The input -
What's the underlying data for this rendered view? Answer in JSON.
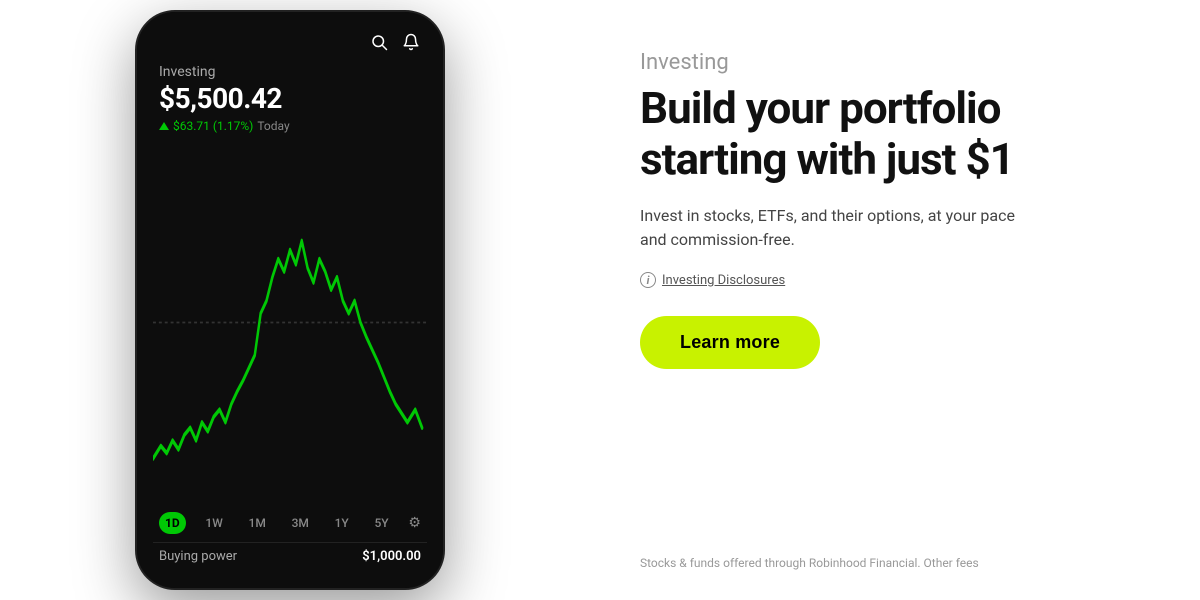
{
  "left": {
    "phone": {
      "portfolio_label": "Investing",
      "portfolio_value": "$5,500.42",
      "change_amount": "$63.71 (1.17%)",
      "change_period": "Today",
      "time_buttons": [
        "1D",
        "1W",
        "1M",
        "3M",
        "1Y",
        "5Y"
      ],
      "active_time": "1D",
      "buying_power_label": "Buying power",
      "buying_power_value": "$1,000.00"
    }
  },
  "right": {
    "section_label": "Investing",
    "heading_line1": "Build your portfolio",
    "heading_line2": "starting with just $1",
    "sub_text": "Invest in stocks, ETFs, and their options, at your pace and commission-free.",
    "disclosures_text": "Investing Disclosures",
    "learn_more_label": "Learn more",
    "footer_text": "Stocks & funds offered through Robinhood Financial. Other fees"
  },
  "icons": {
    "search": "search-icon",
    "bell": "bell-icon",
    "info": "info-icon",
    "gear": "gear-icon"
  },
  "colors": {
    "green": "#00c805",
    "accent": "#c8f200",
    "phone_bg": "#0d0d0d",
    "white": "#ffffff"
  }
}
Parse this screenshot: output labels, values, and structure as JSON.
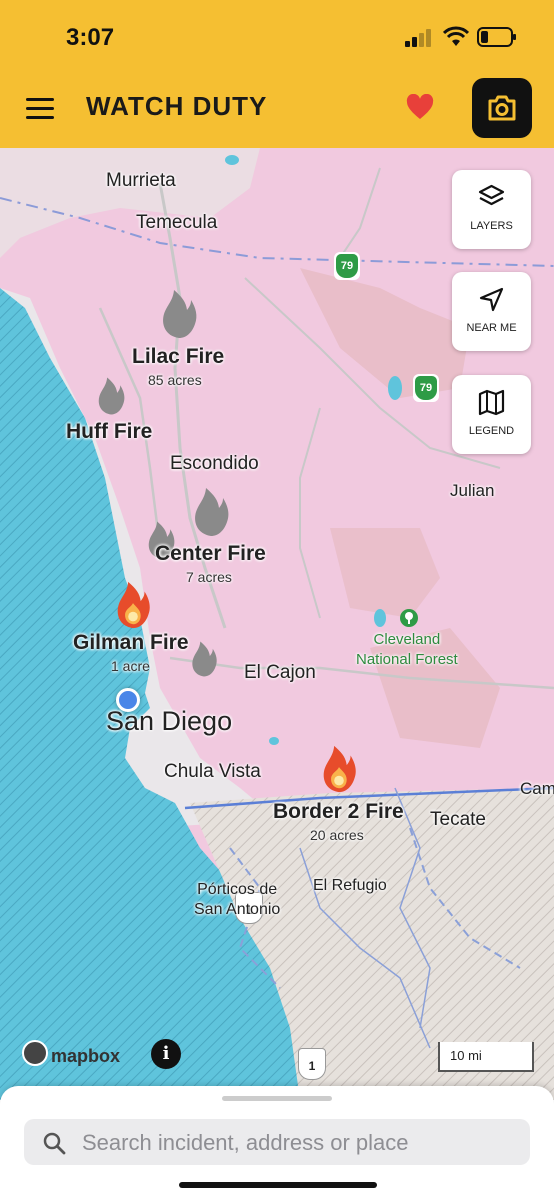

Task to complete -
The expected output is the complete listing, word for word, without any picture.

The answer -
What's the underlying data for this rendered view? Answer in JSON.
{
  "left": {
    "phone": {
      "portfolio_label": "Investing",
      "portfolio_value": "$5,500.42",
      "change_amount": "$63.71 (1.17%)",
      "change_period": "Today",
      "time_buttons": [
        "1D",
        "1W",
        "1M",
        "3M",
        "1Y",
        "5Y"
      ],
      "active_time": "1D",
      "buying_power_label": "Buying power",
      "buying_power_value": "$1,000.00"
    }
  },
  "right": {
    "section_label": "Investing",
    "heading_line1": "Build your portfolio",
    "heading_line2": "starting with just $1",
    "sub_text": "Invest in stocks, ETFs, and their options, at your pace and commission-free.",
    "disclosures_text": "Investing Disclosures",
    "learn_more_label": "Learn more",
    "footer_text": "Stocks & funds offered through Robinhood Financial. Other fees"
  },
  "icons": {
    "search": "search-icon",
    "bell": "bell-icon",
    "info": "info-icon",
    "gear": "gear-icon"
  },
  "colors": {
    "green": "#00c805",
    "accent": "#c8f200",
    "phone_bg": "#0d0d0d",
    "white": "#ffffff"
  }
}
Parse this screenshot: output labels, values, and structure as JSON.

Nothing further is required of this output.